(Records for the task):
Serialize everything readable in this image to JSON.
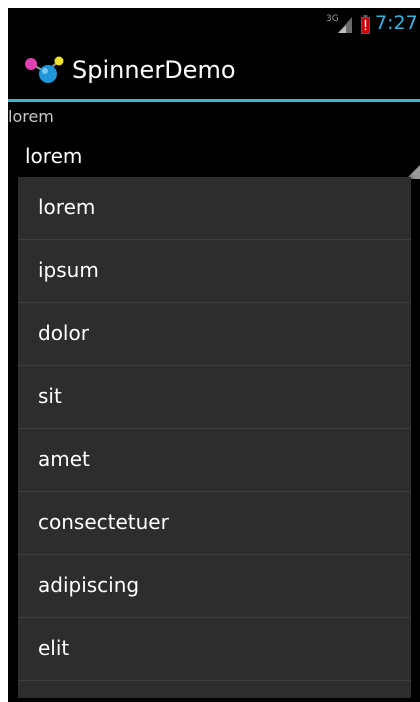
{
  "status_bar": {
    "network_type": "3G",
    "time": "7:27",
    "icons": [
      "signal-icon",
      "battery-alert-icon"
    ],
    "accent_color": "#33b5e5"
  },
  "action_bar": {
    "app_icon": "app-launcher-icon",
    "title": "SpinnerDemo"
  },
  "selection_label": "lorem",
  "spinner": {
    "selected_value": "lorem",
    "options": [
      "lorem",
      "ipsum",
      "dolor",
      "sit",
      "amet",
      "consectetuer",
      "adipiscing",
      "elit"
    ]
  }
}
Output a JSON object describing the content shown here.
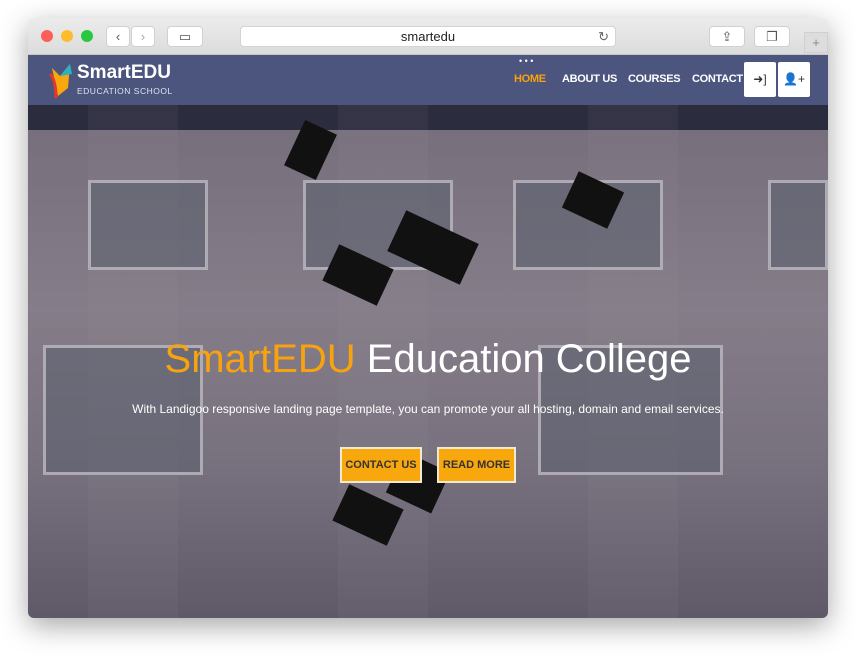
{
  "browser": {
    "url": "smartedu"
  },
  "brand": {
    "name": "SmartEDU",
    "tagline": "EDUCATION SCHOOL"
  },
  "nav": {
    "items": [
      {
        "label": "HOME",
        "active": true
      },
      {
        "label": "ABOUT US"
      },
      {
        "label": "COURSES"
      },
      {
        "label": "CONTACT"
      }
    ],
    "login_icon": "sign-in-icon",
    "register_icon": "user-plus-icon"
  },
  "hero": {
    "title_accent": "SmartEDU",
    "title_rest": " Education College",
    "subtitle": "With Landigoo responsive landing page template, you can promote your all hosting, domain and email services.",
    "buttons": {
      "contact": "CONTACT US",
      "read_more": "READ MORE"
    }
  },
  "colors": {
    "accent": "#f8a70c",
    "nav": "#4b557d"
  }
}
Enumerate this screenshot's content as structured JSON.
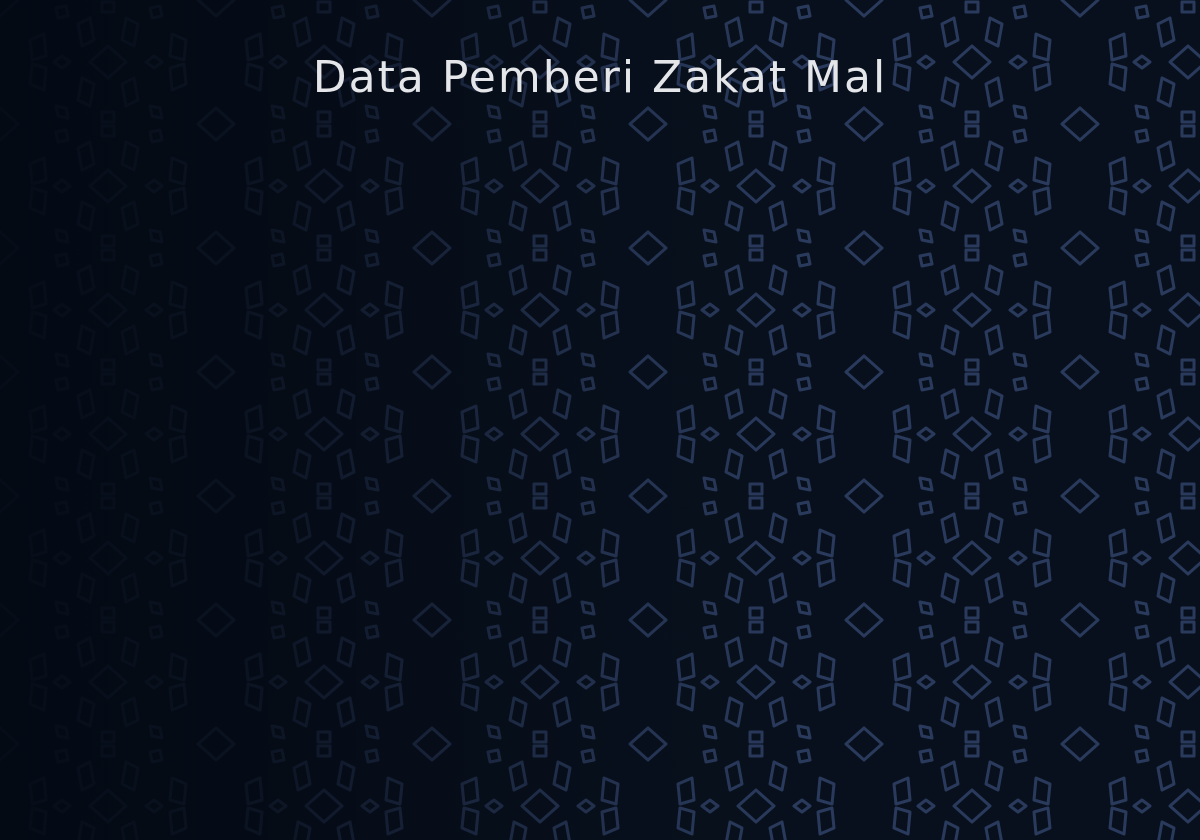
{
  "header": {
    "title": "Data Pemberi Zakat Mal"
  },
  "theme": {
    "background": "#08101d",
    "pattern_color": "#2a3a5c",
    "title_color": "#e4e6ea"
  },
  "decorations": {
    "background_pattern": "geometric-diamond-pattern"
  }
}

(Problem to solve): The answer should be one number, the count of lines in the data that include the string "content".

(Solution for this exercise): 2